131335“What Ancient Italian Churches Tell Us About Women in Ministry” – Photo Essay by Radha Vyas in Christianity Today: “The Bible tells us of the important place of women in the early church. Women were the first to reach the empty tomb and to proclaim the Resurrection (Matt. 28:1–10; Mark 16:1–8; Luke 23:55–24:10; John 20:1–2, 11–18). They contended for the gospel alongside Paul (Phil. 4:2–3), taught new converts (Acts 18:24–28), prophesied (Acts 21:9), had churches in their homes (Acts 16:14–15, 40; 1 Cor. 16:19), served the church (Rom. 16:1), delivered Paul’s epistles (v. 2), and were considered ‘outstanding among the apostles’ (v. 7). There is also a lesser-known visual record of women in ministry in Italy’s oldest churches. From around the time of the First Council of Nicaea down to the 12th century, Christians created depictions of women preaching, women marked as clergy, and even one carrying a Communion chalice, with which believers have always recalled Christ’s words ‘This is my blood of the covenant, which is poured out for many for the forgiveness of sins’ (Matt. 26:28). Radha Vyas, a photographer and a student at Dallas Theological Seminary, takes us on a tour of this artistic record of women in ministry.”


jacobs-thomasmerton-2“Thomas Merton, the Monk Who Became a Prophet” – Alan Jacobs in The New Yorker back in 2018: “On December 10, 1941, a young man named Thomas Merton was received as a novice by a monastery in Kentucky, the Abbey of Gethsemani.

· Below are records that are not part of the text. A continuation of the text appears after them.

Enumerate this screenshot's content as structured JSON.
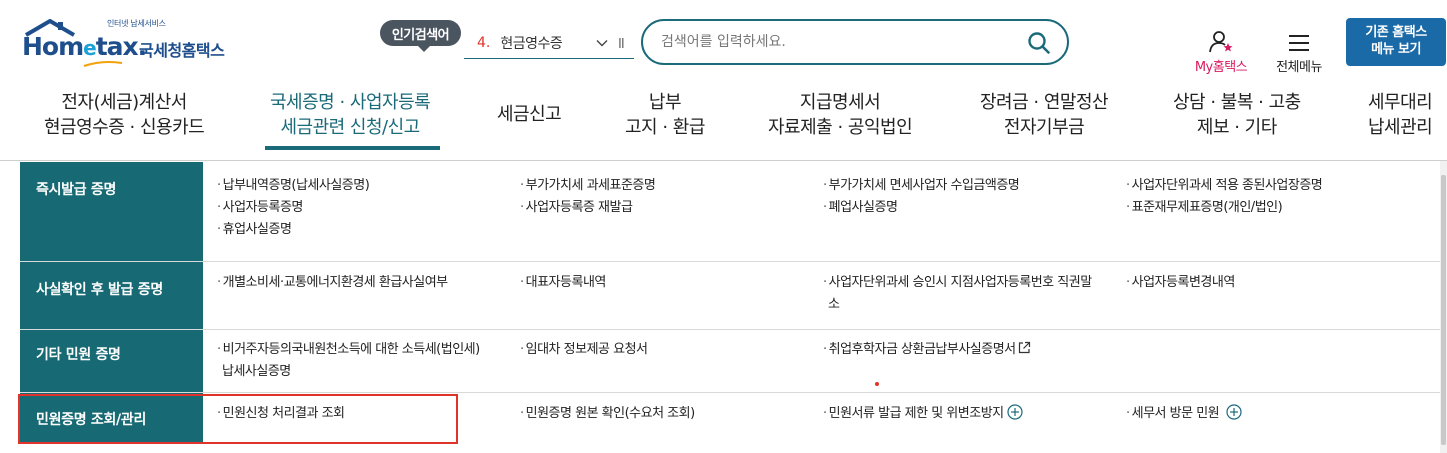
{
  "header": {
    "logo_small": "인터넷 납세서비스",
    "logo_main_a": "Hom",
    "logo_main_e": "e",
    "logo_main_b": "tax.",
    "logo_sub": "국세청홈택스",
    "popular_badge": "인기검색어",
    "popular_rank": "4.",
    "popular_keyword": "현금영수증",
    "popular_pause": "II",
    "search_placeholder": "검색어를 입력하세요.",
    "myhome_label": "My홈택스",
    "allmenu_label": "전체메뉴",
    "old_btn_line1": "기존 홈택스",
    "old_btn_line2": "메뉴 보기"
  },
  "gnb": [
    {
      "line1": "전자(세금)계산서",
      "line2": "현금영수증 · 신용카드"
    },
    {
      "line1": "국세증명 · 사업자등록",
      "line2": "세금관련 신청/신고"
    },
    {
      "line1": "세금신고",
      "line2": ""
    },
    {
      "line1": "납부",
      "line2": "고지 · 환급"
    },
    {
      "line1": "지급명세서",
      "line2": "자료제출 · 공익법인"
    },
    {
      "line1": "장려금 · 연말정산",
      "line2": "전자기부금"
    },
    {
      "line1": "상담 · 불복 · 고충",
      "line2": "제보 · 기타"
    },
    {
      "line1": "세무대리",
      "line2": "납세관리"
    }
  ],
  "rows": [
    {
      "title": "즉시발급 증명",
      "cells": [
        [
          "납부내역증명(납세사실증명)",
          "사업자등록증명",
          "휴업사실증명"
        ],
        [
          "부가가치세 과세표준증명",
          "사업자등록증 재발급"
        ],
        [
          "부가가치세 면세사업자 수입금액증명",
          "폐업사실증명"
        ],
        [
          "사업자단위과세 적용 종된사업장증명",
          "표준재무제표증명(개인/법인)"
        ]
      ]
    },
    {
      "title": "사실확인 후 발급 증명",
      "cells": [
        [
          "개별소비세·교통에너지환경세 환급사실여부"
        ],
        [
          "대표자등록내역"
        ],
        [
          "사업자단위과세 승인시 지점사업자등록번호 직권말",
          "소"
        ],
        [
          "사업자등록변경내역"
        ]
      ]
    },
    {
      "title": "기타 민원 증명",
      "cells": [
        [
          "비거주자등의국내원천소득에 대한 소득세(법인세)",
          "납세사실증명"
        ],
        [
          "임대차 정보제공 요청서"
        ],
        [
          "취업후학자금 상환금납부사실증명서"
        ],
        []
      ]
    },
    {
      "title": "민원증명 조회/관리",
      "cells": [
        [
          "민원신청 처리결과 조회"
        ],
        [
          "민원증명 원본 확인(수요처 조회)"
        ],
        [
          "민원서류 발급 제한 및 위변조방지"
        ],
        [
          "세무서 방문 민원"
        ]
      ]
    }
  ],
  "bullet": "·",
  "colors": {
    "teal": "#176a74",
    "primary_button": "#1a6aa8",
    "highlight_red": "#e0332b",
    "myhome_pink": "#d81b60"
  }
}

Precisely twenty-seven years later, he died by accidental electrocution in his room at a retreat center in Bangkok, Thailand. He entered the monastery three days after Pearl Harbor; he died a month after Richard Nixon was elected to his first term as President. It had been an eventful time. Merton was a remarkable man by any measure, but perhaps the most remarkable of his traits was his hypersensitivity to social movements from which, by virtue of his monastic calling, he was supposed to be removed. Intrinsic to Merton’s nature was a propensity for being in the midst of things. If he had continued to live in the world, he might have died not by electrocution but by overstimulation….Merton lived the public world, the world of words and politics, but knew that living in it had killed him. (‘Thomas Merton is dead.’) He sought the peace of pure and silent contemplation, but came to believe that the value of that experience is to send us back into the world that killed us. He is perhaps the proper patron saint of our information-saturated age, of we who live and move and have our being in social media, and then, desperate for peace and rest, withdraw into privacy and silence, only to return. As we always will.”


Music: The Choir of Trinity College, Cambridge, performing Ralph Vaughan Williams, “For All The Saints” (Sine Nomine), from A Vaughan Williams Hymnal